For some, displays are as simple as a single candle in each window. For others, well, they’re quite a bit larger.
Jennings Osborne, an Arkansas businessman, built a display throughout the 1980s and 1990s that grew to millions of bulbs, caused traffic nightmares and was eventually acquired by Walt Disney World.
In central Pennsylvania, those big displays are left in the hands of places such as Lakemont Park with its annual Holiday Lights on the Lake display 51 acres of sparkle and animation open from Nov. 22 to Jan. 5. The Altoona show is accompanied by a festive soundtrack, with the added bonus of raising money for charities including the American Red Cross and the American Heart Association.
Sign Up and Save
Get six months of free digital access to the Centre Daily Times
But if you want to have a little sparkle at home, it doesn’t have to be a huge expense or a holiday headache.
Ettore DiVirgilius, assistant store manager in charge of operations at the Patton Township Home Depot, said LED lights can be an affordable and safe way to decorate for the season.
“It’s more energy saving,” he said. “It has less impact on the environment, and it’s arguable safer since it doesn’t generate as much heat and could be less hazardous.”
LED lights can also be found in interesting shapes, from the traditional tear-drop style to spheres and interesting crystal-cuts.
Because they are more energy efficient, they can also head off the stereotypical power problems that scare some people away from doing their own light shows. Fears of Clark Griswold’s lighting fiasco in “National Lampoon’s Christmas Vacation” can be overcome with a little advance planning.

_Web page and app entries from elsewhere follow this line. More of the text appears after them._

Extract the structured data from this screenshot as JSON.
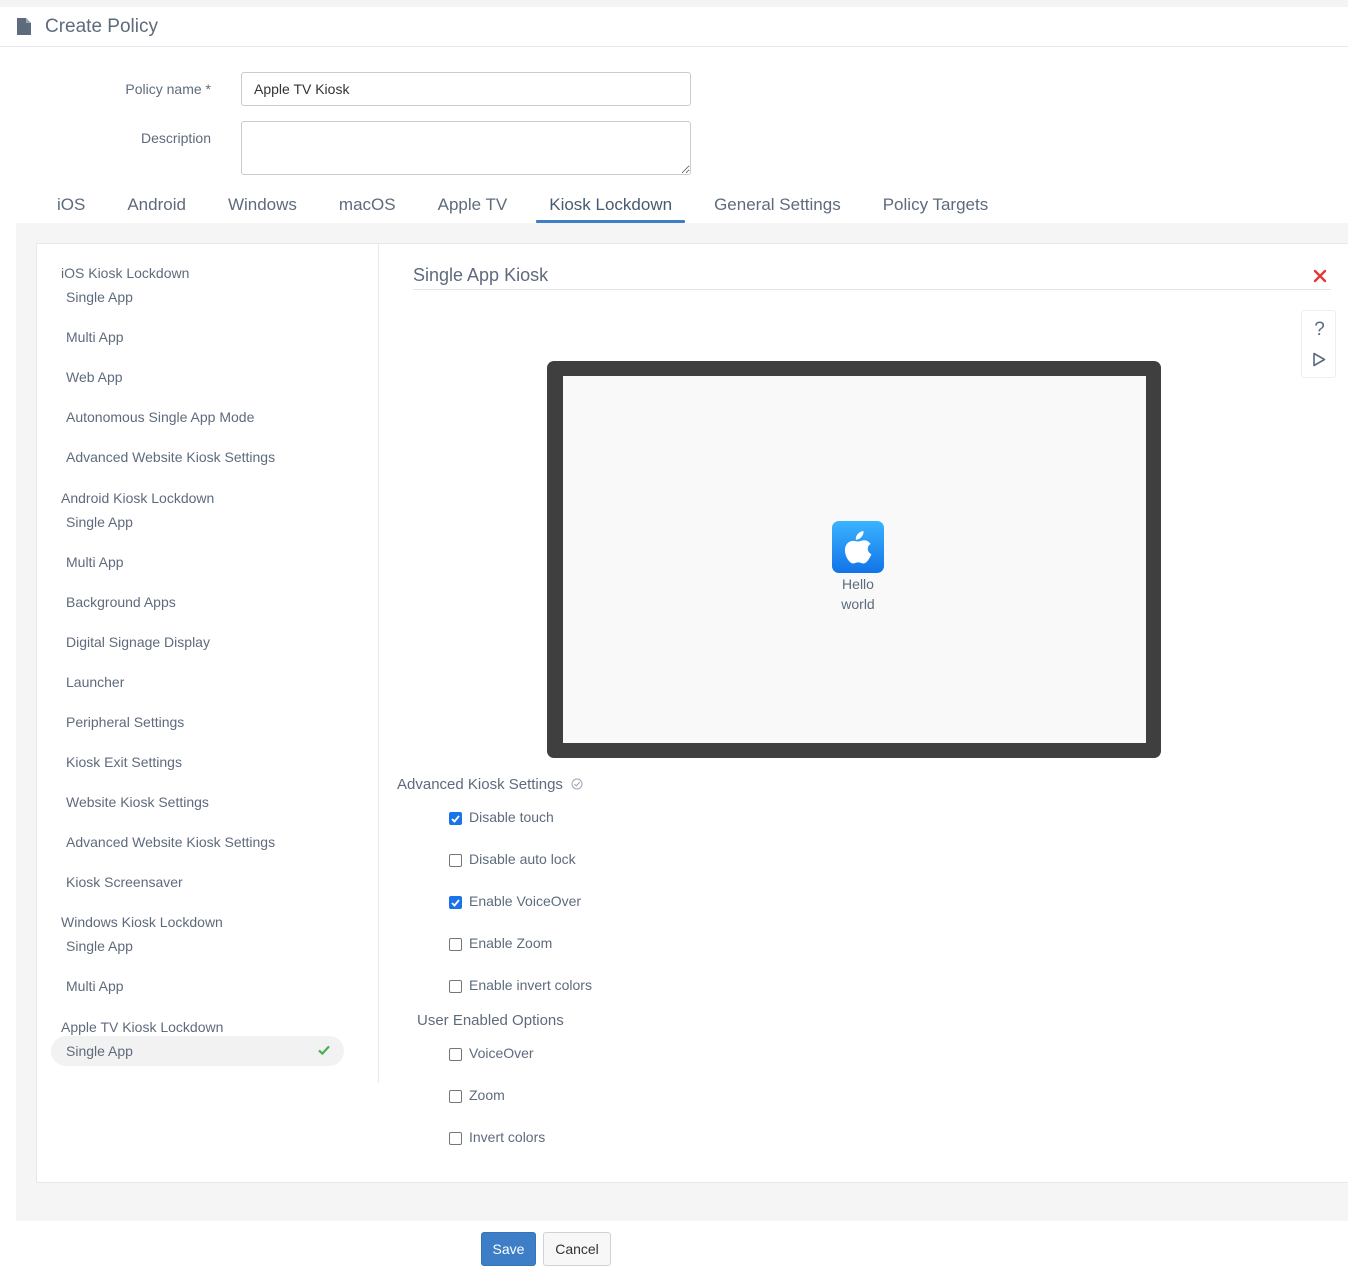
{
  "header": {
    "title": "Create Policy",
    "icon": "document-icon"
  },
  "form": {
    "policy_name_label": "Policy name",
    "required_marker": "*",
    "policy_name_value": "Apple TV Kiosk",
    "description_label": "Description",
    "description_value": ""
  },
  "tabs": [
    {
      "label": "iOS"
    },
    {
      "label": "Android"
    },
    {
      "label": "Windows"
    },
    {
      "label": "macOS"
    },
    {
      "label": "Apple TV"
    },
    {
      "label": "Kiosk Lockdown",
      "active": true
    },
    {
      "label": "General Settings"
    },
    {
      "label": "Policy Targets"
    }
  ],
  "sidebar": {
    "groups": [
      {
        "label": "iOS Kiosk Lockdown",
        "items": [
          "Single App",
          "Multi App",
          "Web App",
          "Autonomous Single App Mode",
          "Advanced Website Kiosk Settings"
        ]
      },
      {
        "label": "Android Kiosk Lockdown",
        "items": [
          "Single App",
          "Multi App",
          "Background Apps",
          "Digital Signage Display",
          "Launcher",
          "Peripheral Settings",
          "Kiosk Exit Settings",
          "Website Kiosk Settings",
          "Advanced Website Kiosk Settings",
          "Kiosk Screensaver"
        ]
      },
      {
        "label": "Windows Kiosk Lockdown",
        "items": [
          "Single App",
          "Multi App"
        ]
      },
      {
        "label": "Apple TV Kiosk Lockdown",
        "items": [
          "Single App"
        ]
      }
    ],
    "selected": "Apple TV Kiosk Lockdown / Single App",
    "selected_check_color": "#4caf50"
  },
  "panel": {
    "title": "Single App Kiosk",
    "close_icon": "close-icon",
    "help_label": "?",
    "play_icon": "play-icon",
    "app": {
      "name_line1": "Hello",
      "name_line2": "world",
      "icon": "apple-logo-icon"
    }
  },
  "advanced": {
    "title": "Advanced Kiosk Settings",
    "options": [
      {
        "label": "Disable touch",
        "checked": true
      },
      {
        "label": "Disable auto lock",
        "checked": false
      },
      {
        "label": "Enable VoiceOver",
        "checked": true
      },
      {
        "label": "Enable Zoom",
        "checked": false
      },
      {
        "label": "Enable invert colors",
        "checked": false
      }
    ]
  },
  "user_options": {
    "title": "User Enabled Options",
    "options": [
      {
        "label": "VoiceOver",
        "checked": false
      },
      {
        "label": "Zoom",
        "checked": false
      },
      {
        "label": "Invert colors",
        "checked": false
      }
    ]
  },
  "buttons": {
    "save": "Save",
    "cancel": "Cancel"
  },
  "colors": {
    "accent": "#3d7ec6",
    "close": "#e53935",
    "checkbox_checked": "#1a73e8",
    "text": "#5e6b7d"
  }
}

“You just want to keep in mind your amp draw,” said DiVirgilius. An LED strand can pull about 2 amps, he said, allowing more lights to be strung together on one circuit than with traditional incandescent lights.
He also suggests double checking your electrical system to see how many amps are already being used on a circuit. With newer homes, there may be dedicated ground fault circuit interruption outlets outside for purposes like decorative lighting, but older homes may share circuits with indoor appliances or other power pullers, with now GFCI and a greater chance of having an overload that shuts off all the lights, not just the holiday ones.
“Just keep that in mind when doing elaborate displays,” DiVirgiliu said.